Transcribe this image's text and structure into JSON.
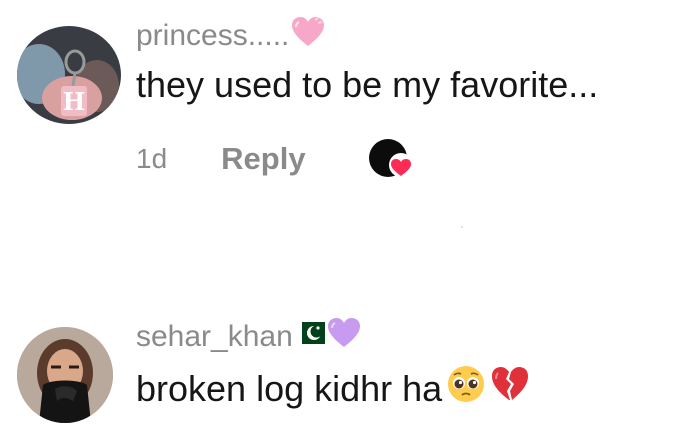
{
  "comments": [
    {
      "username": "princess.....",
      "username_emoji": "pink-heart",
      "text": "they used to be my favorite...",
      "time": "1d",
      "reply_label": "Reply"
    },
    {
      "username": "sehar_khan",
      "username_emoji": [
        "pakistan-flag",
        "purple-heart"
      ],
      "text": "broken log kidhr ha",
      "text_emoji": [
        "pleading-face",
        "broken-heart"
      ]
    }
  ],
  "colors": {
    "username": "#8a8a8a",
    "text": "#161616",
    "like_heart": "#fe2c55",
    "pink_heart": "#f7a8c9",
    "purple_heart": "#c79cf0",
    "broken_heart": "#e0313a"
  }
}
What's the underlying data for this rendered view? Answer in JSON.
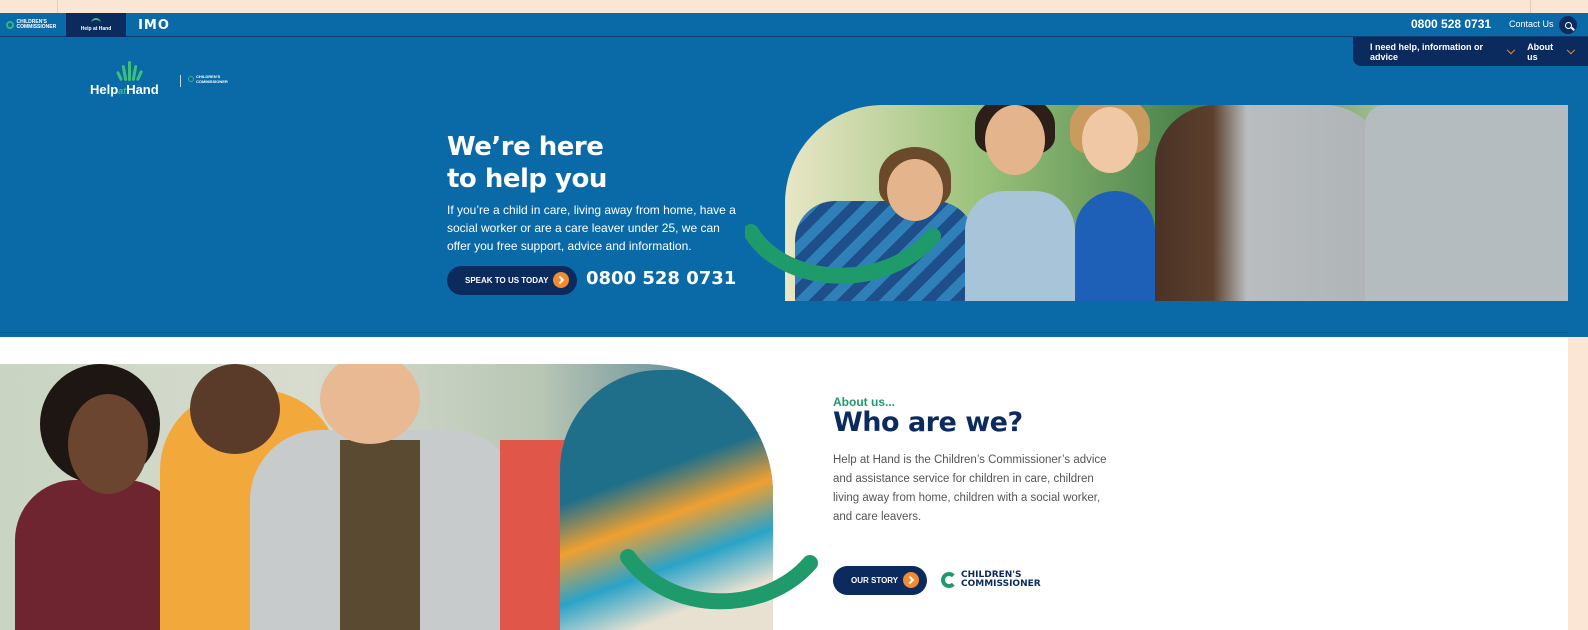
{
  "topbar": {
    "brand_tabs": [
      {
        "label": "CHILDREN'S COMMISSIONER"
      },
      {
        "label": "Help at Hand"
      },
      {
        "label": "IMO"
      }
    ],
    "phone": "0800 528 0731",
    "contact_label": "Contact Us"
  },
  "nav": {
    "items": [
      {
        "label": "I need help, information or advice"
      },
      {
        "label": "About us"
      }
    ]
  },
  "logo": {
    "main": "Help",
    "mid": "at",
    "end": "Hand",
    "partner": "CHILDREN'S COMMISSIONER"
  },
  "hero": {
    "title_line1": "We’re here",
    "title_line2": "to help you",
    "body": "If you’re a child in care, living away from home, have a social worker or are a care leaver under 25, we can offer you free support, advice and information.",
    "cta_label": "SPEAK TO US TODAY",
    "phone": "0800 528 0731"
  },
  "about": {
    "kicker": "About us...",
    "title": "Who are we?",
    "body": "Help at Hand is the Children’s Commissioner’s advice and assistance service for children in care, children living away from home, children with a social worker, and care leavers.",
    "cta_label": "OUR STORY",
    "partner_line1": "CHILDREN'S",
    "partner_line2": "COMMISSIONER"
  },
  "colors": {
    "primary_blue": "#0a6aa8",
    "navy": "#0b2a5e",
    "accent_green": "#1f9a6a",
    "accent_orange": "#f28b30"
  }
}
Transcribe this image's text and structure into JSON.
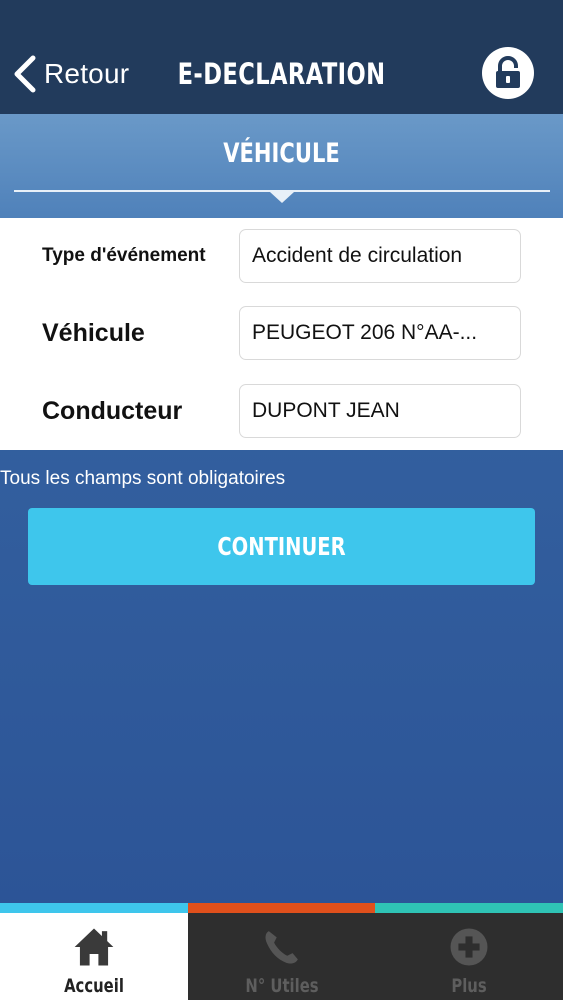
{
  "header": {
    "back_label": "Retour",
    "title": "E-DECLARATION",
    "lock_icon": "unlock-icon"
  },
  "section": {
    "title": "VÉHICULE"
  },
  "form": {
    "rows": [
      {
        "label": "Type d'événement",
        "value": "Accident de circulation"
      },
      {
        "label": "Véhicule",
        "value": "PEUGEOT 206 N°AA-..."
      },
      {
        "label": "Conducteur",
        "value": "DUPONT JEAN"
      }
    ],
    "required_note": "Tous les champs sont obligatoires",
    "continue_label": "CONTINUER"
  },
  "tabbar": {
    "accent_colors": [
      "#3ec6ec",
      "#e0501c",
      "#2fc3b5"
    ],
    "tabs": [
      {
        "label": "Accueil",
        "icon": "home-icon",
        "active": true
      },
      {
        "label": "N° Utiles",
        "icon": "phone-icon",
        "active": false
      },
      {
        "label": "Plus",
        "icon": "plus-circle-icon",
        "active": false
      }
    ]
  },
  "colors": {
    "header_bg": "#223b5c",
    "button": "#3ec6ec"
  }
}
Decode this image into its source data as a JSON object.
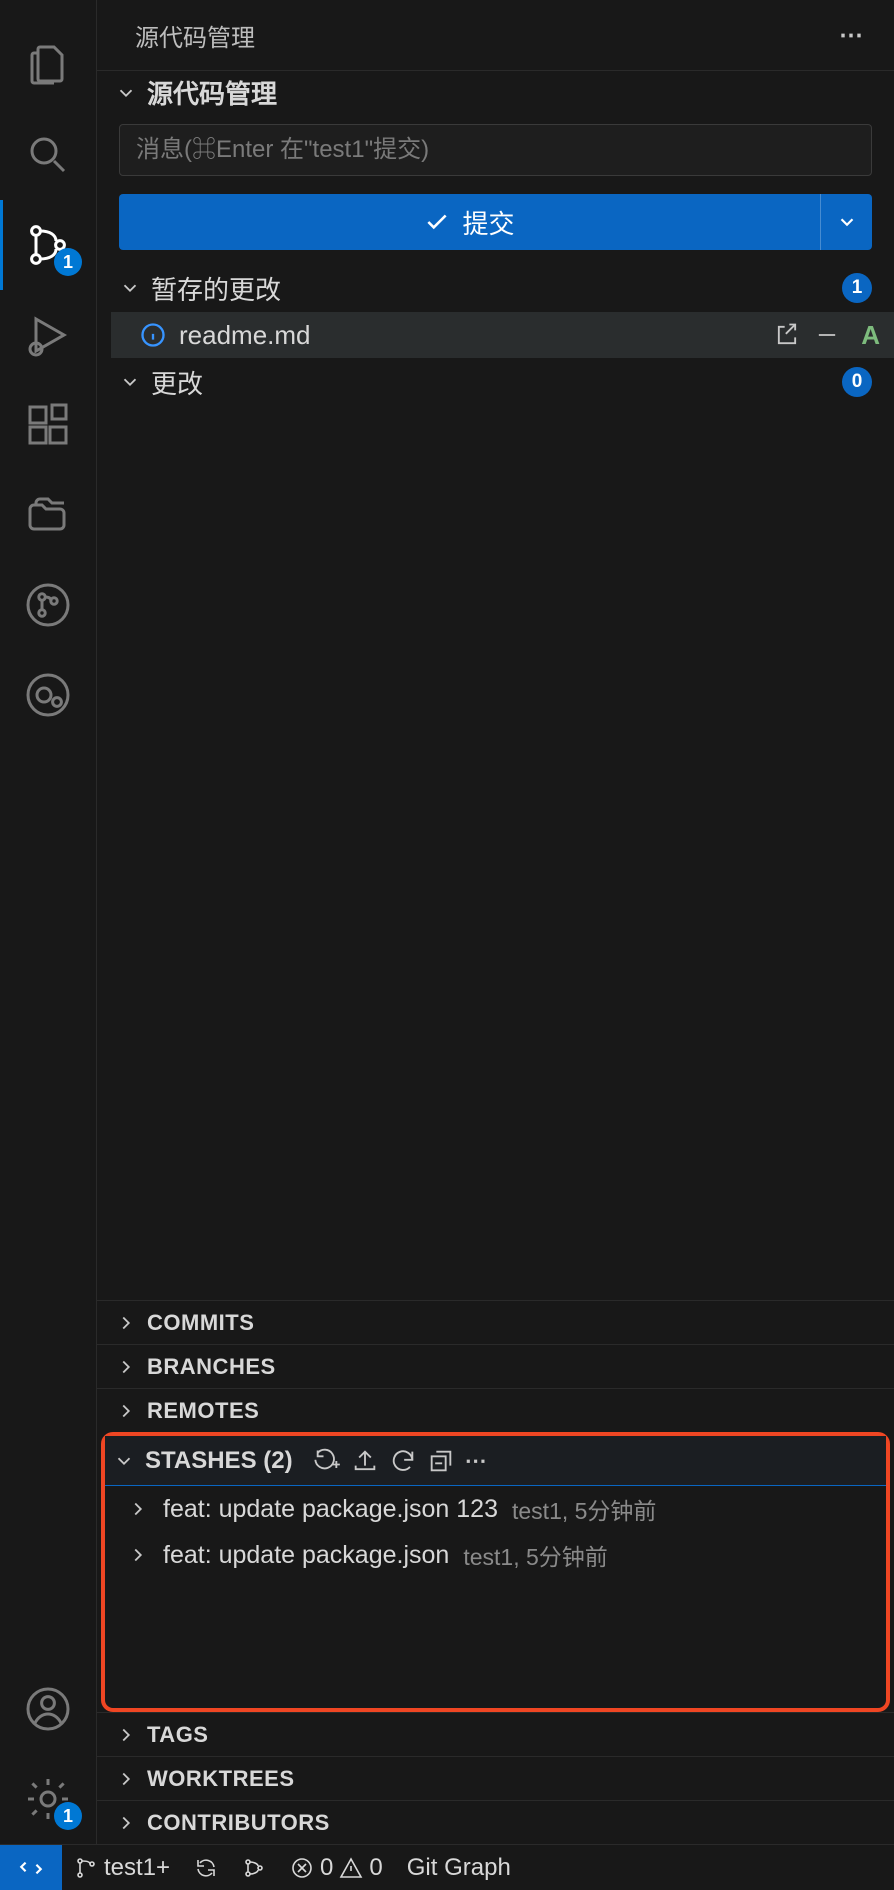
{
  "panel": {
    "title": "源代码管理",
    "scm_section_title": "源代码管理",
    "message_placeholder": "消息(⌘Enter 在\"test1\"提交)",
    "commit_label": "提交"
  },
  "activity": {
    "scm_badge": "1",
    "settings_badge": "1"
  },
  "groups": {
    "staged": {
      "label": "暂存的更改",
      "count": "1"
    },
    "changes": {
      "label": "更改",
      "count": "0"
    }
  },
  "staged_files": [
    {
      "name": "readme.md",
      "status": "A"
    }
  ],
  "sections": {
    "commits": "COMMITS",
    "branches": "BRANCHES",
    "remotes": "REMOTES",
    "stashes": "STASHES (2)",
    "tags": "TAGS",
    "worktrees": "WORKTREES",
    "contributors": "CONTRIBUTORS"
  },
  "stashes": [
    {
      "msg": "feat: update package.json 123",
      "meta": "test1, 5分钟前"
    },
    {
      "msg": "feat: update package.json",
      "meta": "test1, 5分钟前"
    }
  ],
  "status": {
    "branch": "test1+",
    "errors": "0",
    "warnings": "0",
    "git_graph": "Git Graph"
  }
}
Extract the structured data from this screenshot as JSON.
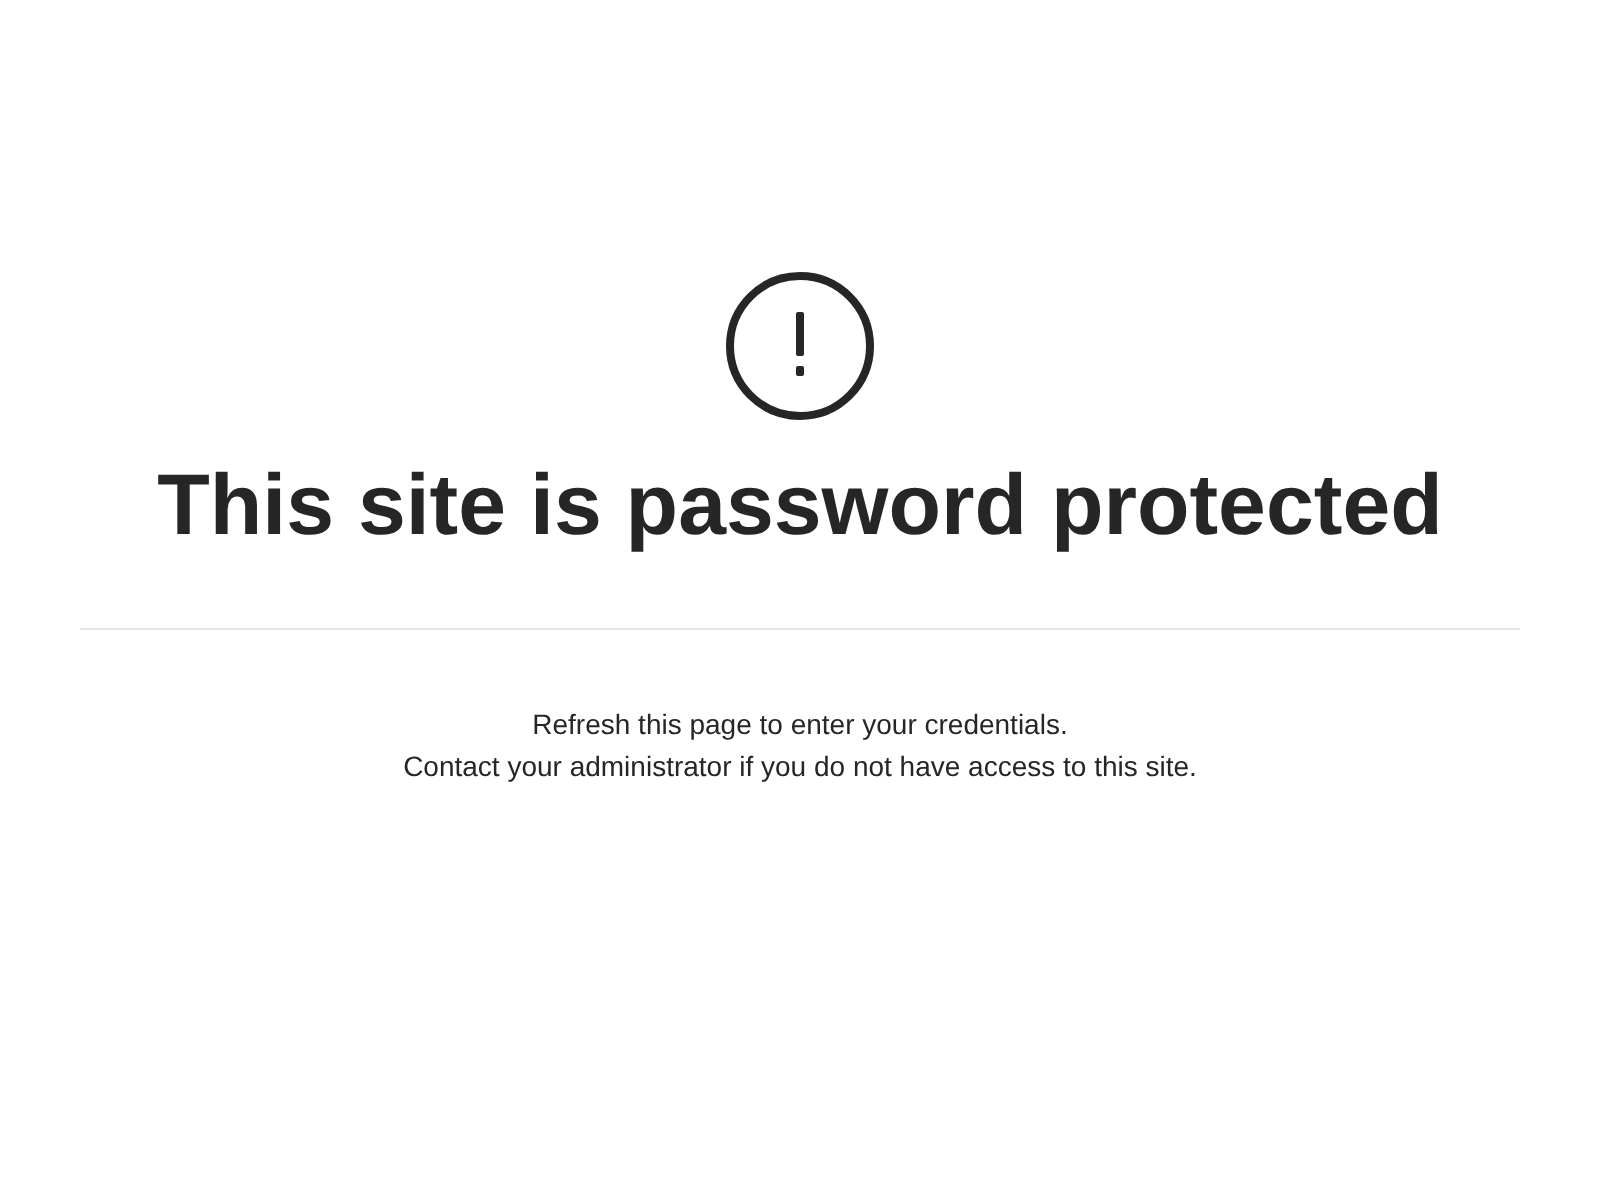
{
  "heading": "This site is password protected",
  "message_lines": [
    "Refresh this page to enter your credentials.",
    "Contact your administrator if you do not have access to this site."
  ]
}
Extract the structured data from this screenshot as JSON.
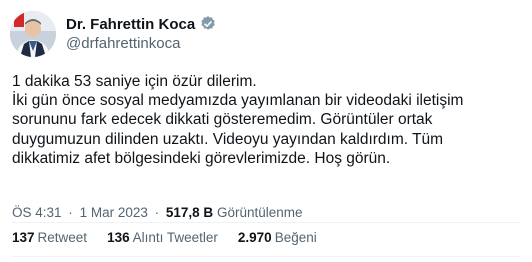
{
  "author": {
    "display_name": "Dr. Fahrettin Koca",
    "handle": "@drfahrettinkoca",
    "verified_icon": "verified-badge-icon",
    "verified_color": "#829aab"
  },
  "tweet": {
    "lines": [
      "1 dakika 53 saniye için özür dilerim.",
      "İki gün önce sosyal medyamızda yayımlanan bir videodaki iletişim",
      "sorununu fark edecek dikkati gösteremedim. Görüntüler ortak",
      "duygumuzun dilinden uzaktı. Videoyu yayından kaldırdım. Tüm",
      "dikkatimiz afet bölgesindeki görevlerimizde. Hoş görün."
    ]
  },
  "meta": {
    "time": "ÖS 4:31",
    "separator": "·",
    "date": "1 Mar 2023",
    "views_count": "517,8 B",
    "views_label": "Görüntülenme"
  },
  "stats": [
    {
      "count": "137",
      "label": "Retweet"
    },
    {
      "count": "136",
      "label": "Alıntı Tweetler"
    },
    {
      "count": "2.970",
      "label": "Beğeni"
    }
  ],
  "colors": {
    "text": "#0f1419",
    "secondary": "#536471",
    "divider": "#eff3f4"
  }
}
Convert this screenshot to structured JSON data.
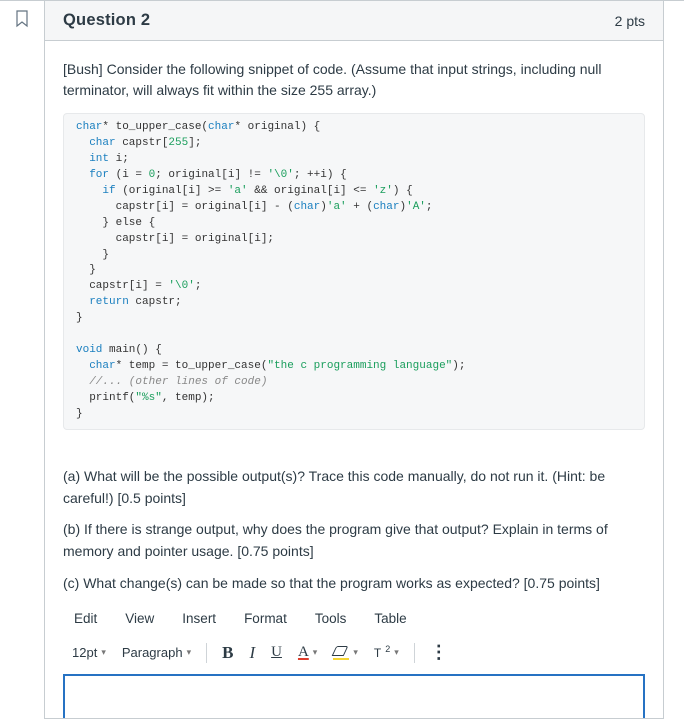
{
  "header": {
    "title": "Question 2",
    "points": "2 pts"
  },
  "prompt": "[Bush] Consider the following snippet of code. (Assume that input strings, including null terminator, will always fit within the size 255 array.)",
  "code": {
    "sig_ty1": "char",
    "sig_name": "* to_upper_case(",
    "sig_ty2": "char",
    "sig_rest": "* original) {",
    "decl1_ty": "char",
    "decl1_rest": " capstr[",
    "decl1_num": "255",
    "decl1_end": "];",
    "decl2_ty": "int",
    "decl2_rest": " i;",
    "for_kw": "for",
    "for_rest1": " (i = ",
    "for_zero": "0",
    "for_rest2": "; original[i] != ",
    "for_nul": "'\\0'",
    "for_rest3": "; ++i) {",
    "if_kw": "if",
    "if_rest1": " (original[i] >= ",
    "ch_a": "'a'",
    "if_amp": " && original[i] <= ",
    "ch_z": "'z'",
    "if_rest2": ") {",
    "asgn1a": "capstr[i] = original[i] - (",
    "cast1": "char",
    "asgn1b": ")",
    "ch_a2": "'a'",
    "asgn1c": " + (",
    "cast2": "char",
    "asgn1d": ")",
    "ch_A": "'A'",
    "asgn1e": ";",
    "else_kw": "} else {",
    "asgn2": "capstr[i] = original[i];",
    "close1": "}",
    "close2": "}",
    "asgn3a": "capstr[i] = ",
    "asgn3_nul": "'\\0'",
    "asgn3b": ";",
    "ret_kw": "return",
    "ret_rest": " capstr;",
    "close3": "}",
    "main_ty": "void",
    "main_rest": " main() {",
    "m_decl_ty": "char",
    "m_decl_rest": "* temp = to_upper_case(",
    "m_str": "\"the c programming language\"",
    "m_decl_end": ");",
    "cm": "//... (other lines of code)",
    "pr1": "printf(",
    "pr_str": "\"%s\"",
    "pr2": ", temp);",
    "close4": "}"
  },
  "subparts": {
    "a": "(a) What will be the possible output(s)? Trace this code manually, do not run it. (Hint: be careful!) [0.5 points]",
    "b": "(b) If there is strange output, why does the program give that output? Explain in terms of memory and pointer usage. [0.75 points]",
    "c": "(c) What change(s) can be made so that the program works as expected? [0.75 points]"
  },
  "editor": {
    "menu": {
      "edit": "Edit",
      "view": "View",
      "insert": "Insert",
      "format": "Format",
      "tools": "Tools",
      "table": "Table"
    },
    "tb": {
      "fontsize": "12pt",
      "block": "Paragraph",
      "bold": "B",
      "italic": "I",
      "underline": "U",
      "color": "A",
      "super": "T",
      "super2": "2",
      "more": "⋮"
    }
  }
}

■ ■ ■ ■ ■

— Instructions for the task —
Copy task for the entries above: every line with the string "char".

— Solved problem —
    "sig_ty1": "char",
    "sig_ty2": "char",
    "decl1_ty": "char",
    "cast1": "char",
    "cast2": "char",
    "m_decl_ty": "char",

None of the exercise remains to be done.